Task brief — What is needed is a word-for-word copy of every record below, minus the pictures.

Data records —
..............................

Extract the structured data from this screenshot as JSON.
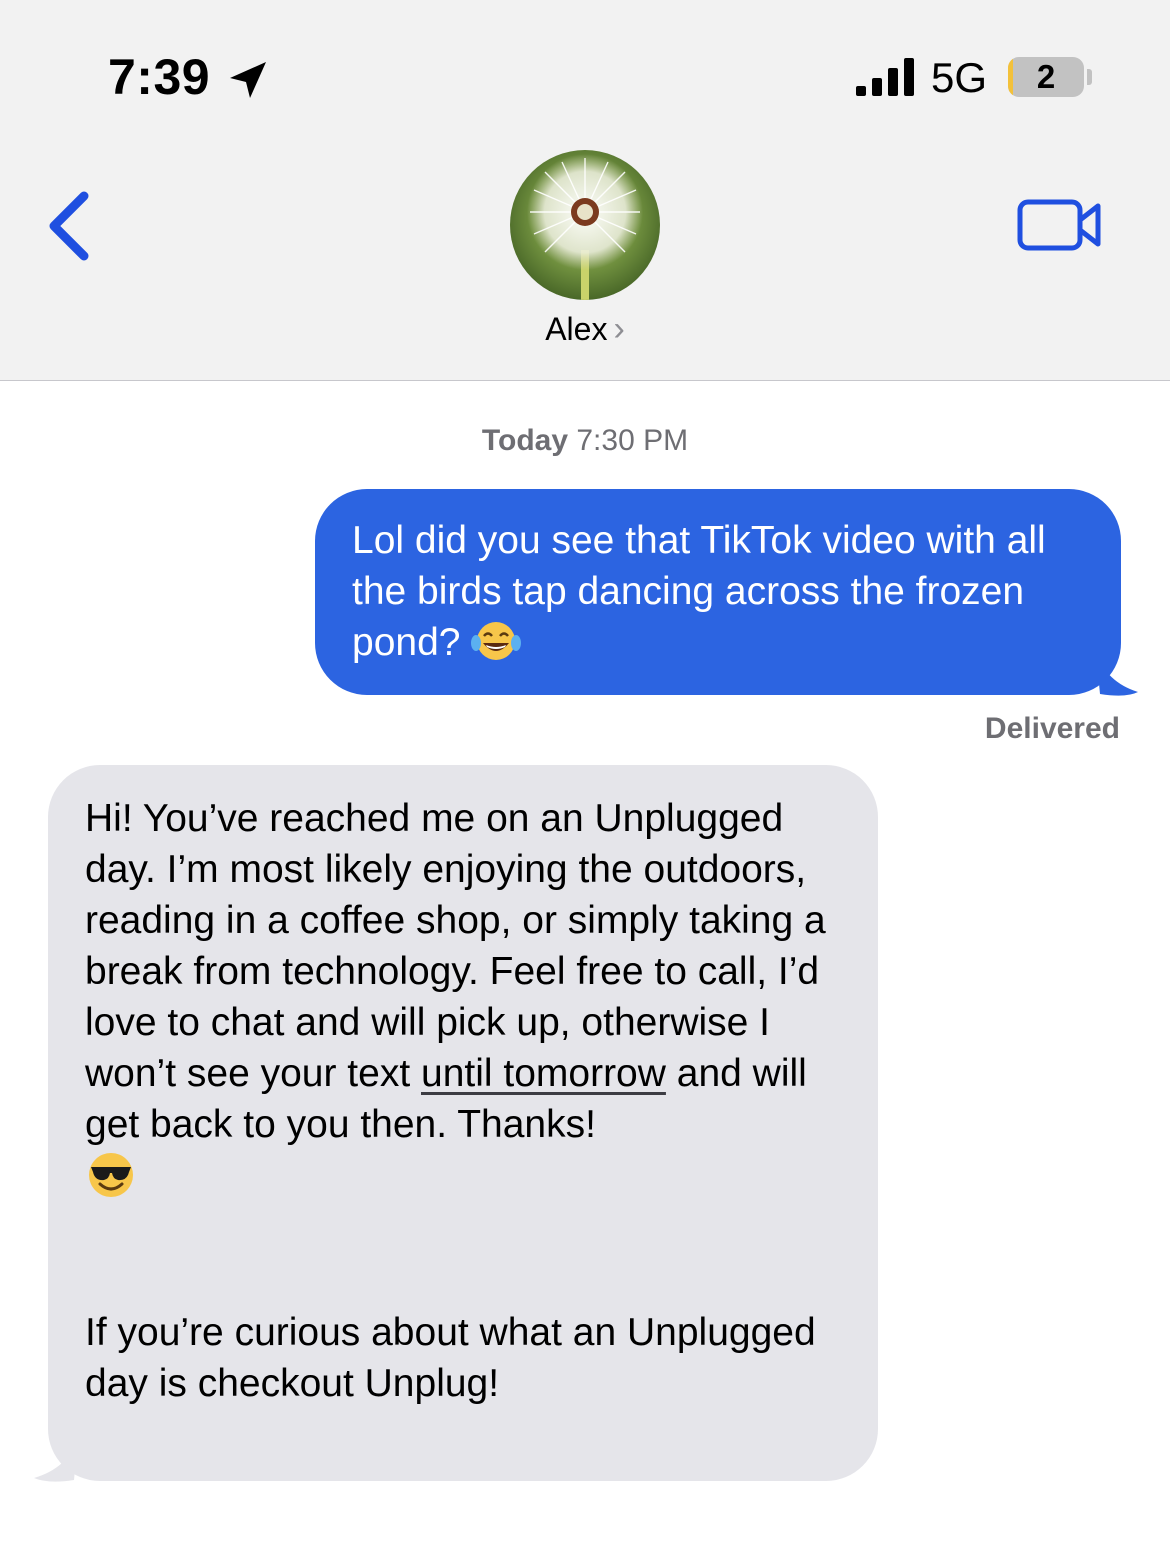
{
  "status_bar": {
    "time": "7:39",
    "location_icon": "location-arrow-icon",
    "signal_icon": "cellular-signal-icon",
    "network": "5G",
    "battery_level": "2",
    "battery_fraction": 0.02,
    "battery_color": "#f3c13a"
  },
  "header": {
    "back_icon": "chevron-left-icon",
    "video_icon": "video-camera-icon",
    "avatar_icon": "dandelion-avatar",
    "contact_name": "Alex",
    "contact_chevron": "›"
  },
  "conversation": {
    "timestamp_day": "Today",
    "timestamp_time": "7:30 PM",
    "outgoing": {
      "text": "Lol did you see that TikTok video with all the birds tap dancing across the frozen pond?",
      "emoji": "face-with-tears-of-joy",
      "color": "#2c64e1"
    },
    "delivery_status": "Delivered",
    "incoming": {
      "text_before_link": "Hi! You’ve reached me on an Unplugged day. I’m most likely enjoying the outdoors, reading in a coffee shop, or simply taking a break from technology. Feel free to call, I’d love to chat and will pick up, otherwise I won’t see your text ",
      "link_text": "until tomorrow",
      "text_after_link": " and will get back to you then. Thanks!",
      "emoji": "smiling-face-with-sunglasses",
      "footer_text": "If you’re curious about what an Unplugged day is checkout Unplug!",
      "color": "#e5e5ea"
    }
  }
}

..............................

Exercise solution —
Extract the structured data from this screenshot as JSON.
{
  "status_bar": {
    "time": "7:39",
    "location_icon": "location-arrow-icon",
    "signal_icon": "cellular-signal-icon",
    "network": "5G",
    "battery_level": "2",
    "battery_fraction": 0.02,
    "battery_color": "#f3c13a"
  },
  "header": {
    "back_icon": "chevron-left-icon",
    "video_icon": "video-camera-icon",
    "avatar_icon": "dandelion-avatar",
    "contact_name": "Alex",
    "contact_chevron": "›"
  },
  "conversation": {
    "timestamp_day": "Today",
    "timestamp_time": "7:30 PM",
    "outgoing": {
      "text": "Lol did you see that TikTok video with all the birds tap dancing across the frozen pond?",
      "emoji": "face-with-tears-of-joy",
      "color": "#2c64e1"
    },
    "delivery_status": "Delivered",
    "incoming": {
      "text_before_link": "Hi! You’ve reached me on an Unplugged day. I’m most likely enjoying the outdoors, reading in a coffee shop, or simply taking a break from technology. Feel free to call, I’d love to chat and will pick up, otherwise I won’t see your text ",
      "link_text": "until tomorrow",
      "text_after_link": " and will get back to you then. Thanks!",
      "emoji": "smiling-face-with-sunglasses",
      "footer_text": "If you’re curious about what an Unplugged day is checkout Unplug!",
      "color": "#e5e5ea"
    }
  }
}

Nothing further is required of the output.